Provide only the number of lines in the data below that contain the word "Felix".

Data about app and page elements:

:::

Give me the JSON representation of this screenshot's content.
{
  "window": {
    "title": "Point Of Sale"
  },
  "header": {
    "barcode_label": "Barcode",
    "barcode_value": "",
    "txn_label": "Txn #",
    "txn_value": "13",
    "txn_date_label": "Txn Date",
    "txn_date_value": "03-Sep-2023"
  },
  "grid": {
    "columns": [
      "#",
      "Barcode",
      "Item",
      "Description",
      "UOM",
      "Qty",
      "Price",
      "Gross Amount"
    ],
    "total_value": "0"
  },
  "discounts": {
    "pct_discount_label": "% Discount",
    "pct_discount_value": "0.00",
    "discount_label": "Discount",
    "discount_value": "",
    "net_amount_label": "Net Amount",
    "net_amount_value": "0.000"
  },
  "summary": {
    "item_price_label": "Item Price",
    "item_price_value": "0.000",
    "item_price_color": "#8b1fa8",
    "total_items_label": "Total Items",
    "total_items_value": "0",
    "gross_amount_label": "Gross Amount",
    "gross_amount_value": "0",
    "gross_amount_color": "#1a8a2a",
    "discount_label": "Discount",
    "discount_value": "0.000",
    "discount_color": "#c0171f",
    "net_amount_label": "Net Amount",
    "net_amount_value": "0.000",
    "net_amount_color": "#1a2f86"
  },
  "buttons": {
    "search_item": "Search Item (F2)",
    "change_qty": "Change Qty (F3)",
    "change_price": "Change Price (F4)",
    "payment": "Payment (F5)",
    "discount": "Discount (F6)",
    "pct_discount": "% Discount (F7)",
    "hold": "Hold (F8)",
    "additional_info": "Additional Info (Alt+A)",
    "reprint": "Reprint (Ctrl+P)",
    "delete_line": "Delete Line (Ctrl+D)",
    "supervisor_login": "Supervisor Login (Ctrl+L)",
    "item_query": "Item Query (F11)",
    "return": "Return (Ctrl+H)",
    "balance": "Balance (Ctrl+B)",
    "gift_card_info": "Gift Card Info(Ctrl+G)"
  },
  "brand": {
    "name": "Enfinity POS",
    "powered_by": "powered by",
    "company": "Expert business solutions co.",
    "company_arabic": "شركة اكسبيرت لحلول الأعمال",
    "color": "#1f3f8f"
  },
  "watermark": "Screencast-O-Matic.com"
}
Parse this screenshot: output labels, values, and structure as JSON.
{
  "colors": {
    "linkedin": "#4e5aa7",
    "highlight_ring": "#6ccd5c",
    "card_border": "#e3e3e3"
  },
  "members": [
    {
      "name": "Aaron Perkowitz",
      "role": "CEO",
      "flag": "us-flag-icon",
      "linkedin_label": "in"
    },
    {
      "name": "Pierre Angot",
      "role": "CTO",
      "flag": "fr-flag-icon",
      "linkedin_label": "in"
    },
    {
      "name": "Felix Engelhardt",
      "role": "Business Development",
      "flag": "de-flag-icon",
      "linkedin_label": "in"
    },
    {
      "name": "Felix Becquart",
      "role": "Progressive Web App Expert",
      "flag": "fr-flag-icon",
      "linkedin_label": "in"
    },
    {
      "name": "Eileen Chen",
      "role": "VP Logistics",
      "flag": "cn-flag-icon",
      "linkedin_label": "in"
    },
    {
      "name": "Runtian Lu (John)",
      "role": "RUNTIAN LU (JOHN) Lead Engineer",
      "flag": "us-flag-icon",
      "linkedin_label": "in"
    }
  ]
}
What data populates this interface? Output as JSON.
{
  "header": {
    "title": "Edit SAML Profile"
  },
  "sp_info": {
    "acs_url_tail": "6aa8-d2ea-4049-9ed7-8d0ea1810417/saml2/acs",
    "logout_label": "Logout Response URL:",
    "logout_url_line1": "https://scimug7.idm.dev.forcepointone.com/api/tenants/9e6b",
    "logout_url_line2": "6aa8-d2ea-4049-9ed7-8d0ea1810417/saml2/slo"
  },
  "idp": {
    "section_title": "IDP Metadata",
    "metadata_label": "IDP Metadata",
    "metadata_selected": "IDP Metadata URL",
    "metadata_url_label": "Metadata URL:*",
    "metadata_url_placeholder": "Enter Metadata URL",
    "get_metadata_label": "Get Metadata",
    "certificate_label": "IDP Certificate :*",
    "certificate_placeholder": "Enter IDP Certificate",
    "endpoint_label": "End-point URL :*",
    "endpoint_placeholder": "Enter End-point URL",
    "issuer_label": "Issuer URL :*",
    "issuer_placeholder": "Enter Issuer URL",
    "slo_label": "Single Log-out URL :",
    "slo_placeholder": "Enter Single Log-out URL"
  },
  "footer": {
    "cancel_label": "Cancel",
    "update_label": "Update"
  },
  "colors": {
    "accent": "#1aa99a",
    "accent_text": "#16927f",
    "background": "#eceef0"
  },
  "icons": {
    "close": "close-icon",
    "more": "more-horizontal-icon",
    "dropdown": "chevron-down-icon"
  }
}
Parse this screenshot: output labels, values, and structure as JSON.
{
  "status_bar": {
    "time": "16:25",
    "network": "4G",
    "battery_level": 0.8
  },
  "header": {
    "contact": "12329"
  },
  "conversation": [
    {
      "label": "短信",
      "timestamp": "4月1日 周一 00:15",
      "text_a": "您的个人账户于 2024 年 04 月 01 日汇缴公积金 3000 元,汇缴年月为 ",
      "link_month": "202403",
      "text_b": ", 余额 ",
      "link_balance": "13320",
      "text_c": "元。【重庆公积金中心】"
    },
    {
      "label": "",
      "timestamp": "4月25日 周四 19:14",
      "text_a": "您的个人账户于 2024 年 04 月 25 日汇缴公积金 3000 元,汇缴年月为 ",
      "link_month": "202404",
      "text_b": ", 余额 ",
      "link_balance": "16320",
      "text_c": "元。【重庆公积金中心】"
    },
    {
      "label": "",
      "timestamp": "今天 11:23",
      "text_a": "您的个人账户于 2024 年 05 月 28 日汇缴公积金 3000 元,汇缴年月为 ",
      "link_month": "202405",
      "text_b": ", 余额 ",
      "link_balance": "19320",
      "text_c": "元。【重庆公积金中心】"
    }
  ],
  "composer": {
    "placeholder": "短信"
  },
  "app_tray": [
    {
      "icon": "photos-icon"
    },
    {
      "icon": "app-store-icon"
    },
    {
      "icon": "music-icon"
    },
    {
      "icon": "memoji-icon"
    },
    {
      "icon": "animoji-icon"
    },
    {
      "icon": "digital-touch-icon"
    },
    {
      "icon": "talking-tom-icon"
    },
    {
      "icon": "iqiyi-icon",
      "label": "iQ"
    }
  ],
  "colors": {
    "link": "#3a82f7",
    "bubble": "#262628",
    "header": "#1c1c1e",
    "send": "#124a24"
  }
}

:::

* **Exercise response**:
2